Every week, Charles walks eight hours with his donkey to collect 75 litres of water for Prisca, the midwife in Obien Health Center II, found in Kitgum-Matidi, a village in Northern Uganda’s Kitgum District.
Obien Health Center II serves a population of 3,800 people coming from 13 surrounding villages. And it is where Charles' first child, Innocent, was born in 2018.
Thanks to AVSI's interventions to improve maternal and newborn health, Prisca today attends to 10 more births every month, reducing the risk of infant mortality.
With the support of AVSI, Prisca who is passionate about her work and convinced that fathers too are a source of great support to women, organized several meetings to encourage male involvement during and after the nine months of pregnancy to create awareness on the advantages of giving birth at a health facility, and on how antenatal care helps to reduce infant and maternal mortality, and other pregnancy-related complications.
It was at one of these meetings that Charles and Prisca met and since then he has always accompanied his wife to antenatal check-ups. While at the clinic, Charles noticed the difficult hygienic conditions in which Prisca was operating: there was no water, and the midwife was forced to ask the pregnant mothers to carry with them at least two gallons of water each time they visited the health facility.
Innocent was born on a Thursday and since that day, every Thursday, Charles provides Obien Health Center with 17 gallons of water free of charge.

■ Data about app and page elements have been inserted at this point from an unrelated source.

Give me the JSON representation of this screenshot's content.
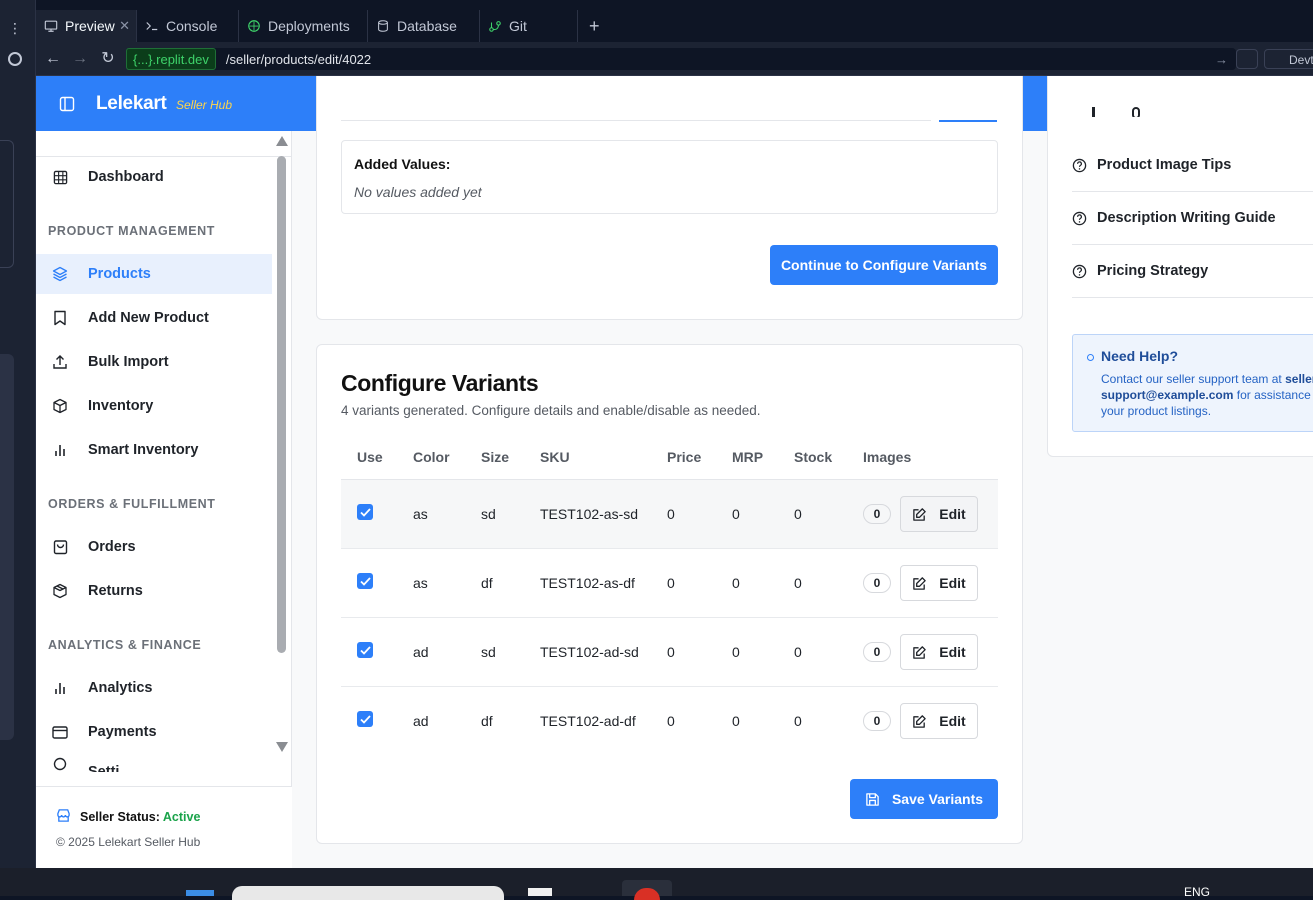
{
  "ide": {
    "tabs": [
      {
        "label": "Preview",
        "icon": "monitor-icon",
        "active": true
      },
      {
        "label": "Console",
        "icon": "terminal-icon"
      },
      {
        "label": "Deployments",
        "icon": "deploy-icon"
      },
      {
        "label": "Database",
        "icon": "database-icon"
      },
      {
        "label": "Git",
        "icon": "git-icon"
      }
    ],
    "url_host": "{...}.replit.dev",
    "url_path": "/seller/products/edit/4022",
    "devtools_label": "Devt"
  },
  "app": {
    "brand": "Lelekart",
    "brand_sub": "Seller Hub",
    "sidebar": {
      "dashboard": "Dashboard",
      "sections": {
        "product": "PRODUCT MANAGEMENT",
        "orders": "ORDERS & FULFILLMENT",
        "analytics": "ANALYTICS & FINANCE"
      },
      "items": {
        "products": "Products",
        "add_new": "Add New Product",
        "bulk_import": "Bulk Import",
        "inventory": "Inventory",
        "smart_inventory": "Smart Inventory",
        "orders": "Orders",
        "returns": "Returns",
        "analytics": "Analytics",
        "payments": "Payments",
        "settings_partial": "Setti"
      },
      "footer": {
        "status_label": "Seller Status:",
        "status_value": "Active",
        "copyright": "© 2025 Lelekart Seller Hub"
      }
    },
    "values_card": {
      "added_values_label": "Added Values:",
      "empty_text": "No values added yet",
      "continue_button": "Continue to Configure Variants"
    },
    "variants": {
      "title": "Configure Variants",
      "subtitle": "4 variants generated. Configure details and enable/disable as needed.",
      "columns": [
        "Use",
        "Color",
        "Size",
        "SKU",
        "Price",
        "MRP",
        "Stock",
        "Images"
      ],
      "rows": [
        {
          "color": "as",
          "size": "sd",
          "sku": "TEST102-as-sd",
          "price": "0",
          "mrp": "0",
          "stock": "0",
          "images": "0",
          "enabled": true
        },
        {
          "color": "as",
          "size": "df",
          "sku": "TEST102-as-df",
          "price": "0",
          "mrp": "0",
          "stock": "0",
          "images": "0",
          "enabled": true
        },
        {
          "color": "ad",
          "size": "sd",
          "sku": "TEST102-ad-sd",
          "price": "0",
          "mrp": "0",
          "stock": "0",
          "images": "0",
          "enabled": true
        },
        {
          "color": "ad",
          "size": "df",
          "sku": "TEST102-ad-df",
          "price": "0",
          "mrp": "0",
          "stock": "0",
          "images": "0",
          "enabled": true
        }
      ],
      "edit_label": "Edit",
      "save_button": "Save Variants"
    },
    "tips": {
      "items": [
        "Product Image Tips",
        "Description Writing Guide",
        "Pricing Strategy"
      ],
      "help_title": "Need Help?",
      "help_text_1": "Contact our seller support team at ",
      "help_email_1": "seller",
      "help_email_2": "support@example.com",
      "help_text_2": " for assistance w",
      "help_text_3": "your product listings."
    }
  },
  "taskbar": {
    "lang": "ENG"
  },
  "colors": {
    "accent": "#2d7ff9",
    "active_status": "#1aa34a",
    "brand_sub": "#ffd54a"
  }
}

I volunteer for my community; I want to see mothers of Obien give birth to babies in a safe and clean environment. I am happy to help Prisca and to assist this facility.
Charles’ contribution has made the maternity ward more accessible and safer not only for his wife but for all the women of Obien, making him a hero in his community.

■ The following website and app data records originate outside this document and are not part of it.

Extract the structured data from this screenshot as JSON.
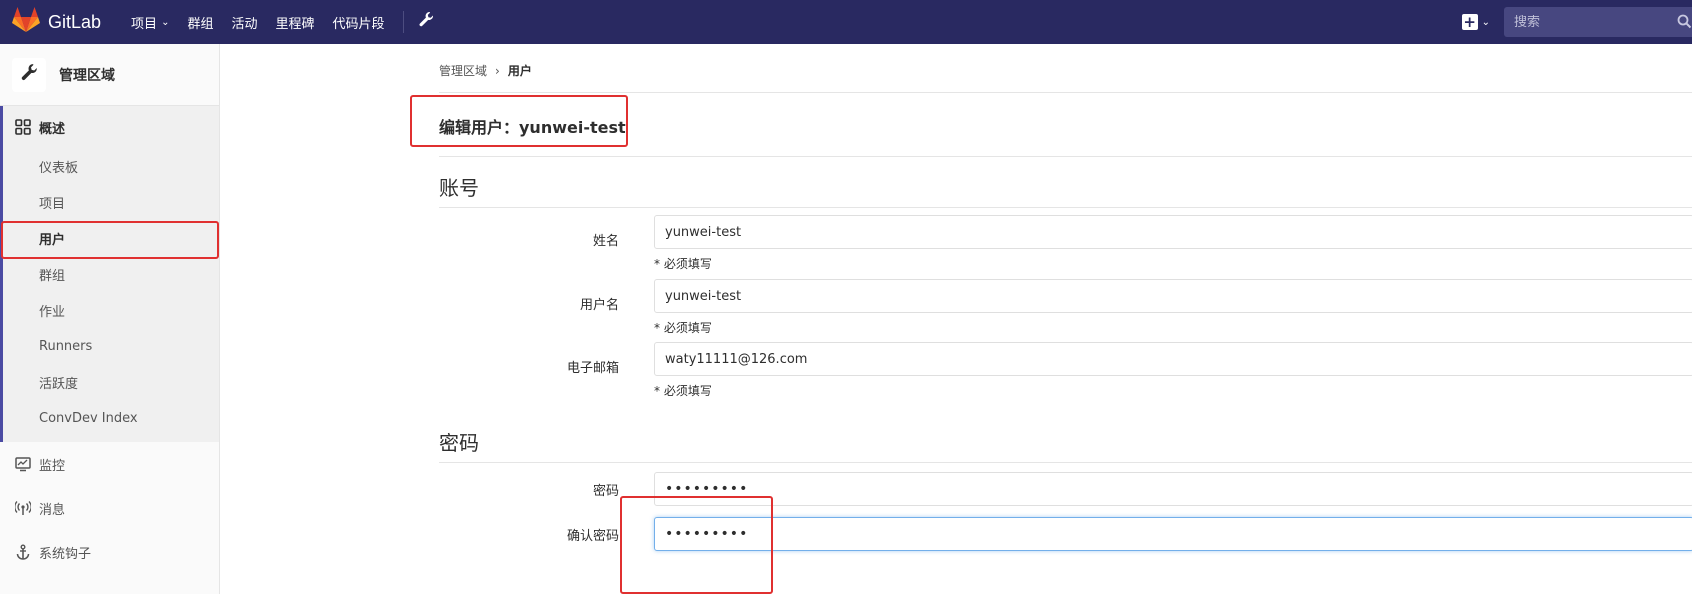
{
  "navbar": {
    "brand": "GitLab",
    "links": [
      {
        "label": "项目",
        "has_caret": true
      },
      {
        "label": "群组",
        "has_caret": false
      },
      {
        "label": "活动",
        "has_caret": false
      },
      {
        "label": "里程碑",
        "has_caret": false
      },
      {
        "label": "代码片段",
        "has_caret": false
      }
    ],
    "search_placeholder": "搜索",
    "bg_color": "#292961"
  },
  "sidebar": {
    "title": "管理区域",
    "active_group": {
      "label": "概述",
      "items": [
        {
          "label": "仪表板",
          "active": false
        },
        {
          "label": "项目",
          "active": false
        },
        {
          "label": "用户",
          "active": true
        },
        {
          "label": "群组",
          "active": false
        },
        {
          "label": "作业",
          "active": false
        },
        {
          "label": "Runners",
          "active": false
        },
        {
          "label": "活跃度",
          "active": false
        },
        {
          "label": "ConvDev Index",
          "active": false
        }
      ]
    },
    "items": [
      {
        "label": "监控",
        "icon": "monitor-icon"
      },
      {
        "label": "消息",
        "icon": "broadcast-icon"
      },
      {
        "label": "系统钩子",
        "icon": "anchor-icon"
      }
    ]
  },
  "breadcrumb": {
    "parent": "管理区域",
    "current": "用户"
  },
  "page": {
    "title": "编辑用户：yunwei-test"
  },
  "account_section": {
    "title": "账号",
    "fields": [
      {
        "label": "姓名",
        "value": "yunwei-test",
        "hint": "* 必须填写"
      },
      {
        "label": "用户名",
        "value": "yunwei-test",
        "hint": "* 必须填写"
      },
      {
        "label": "电子邮箱",
        "value": "waty11111@126.com",
        "hint": "* 必须填写"
      }
    ]
  },
  "password_section": {
    "title": "密码",
    "fields": [
      {
        "label": "密码",
        "value": "•••••••••"
      },
      {
        "label": "确认密码",
        "value": "•••••••••"
      }
    ]
  },
  "colors": {
    "annotation_red": "#e03030",
    "sidebar_accent": "#4b4ba3",
    "focus_border": "#73afea"
  }
}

This is just one example of how male involvement can lead to positive effects on maternal health outcomes especially those related to the utilization of services, preparation for childbirth, and nutrition.
This is why AVSI under the Health Systems Strengthening project (Keeping Women and Children Alive) funded by Korea International Cooperation Agency in partnership with UNICEF and the Government of Uganda, has since 2018 organized more than 200 community dialogues annually to encourage fathers’ participation in Northern Uganda.
The health project aims to improve quality and access of care for mothers and children in Northern Uganda with a focus on quality services and increasing demand by the community for antenatal, deliveries, post-natal, infant and young child feeding, immunization, growth monitoring, deworming, nutrition, and prevention of HIV and AIDS.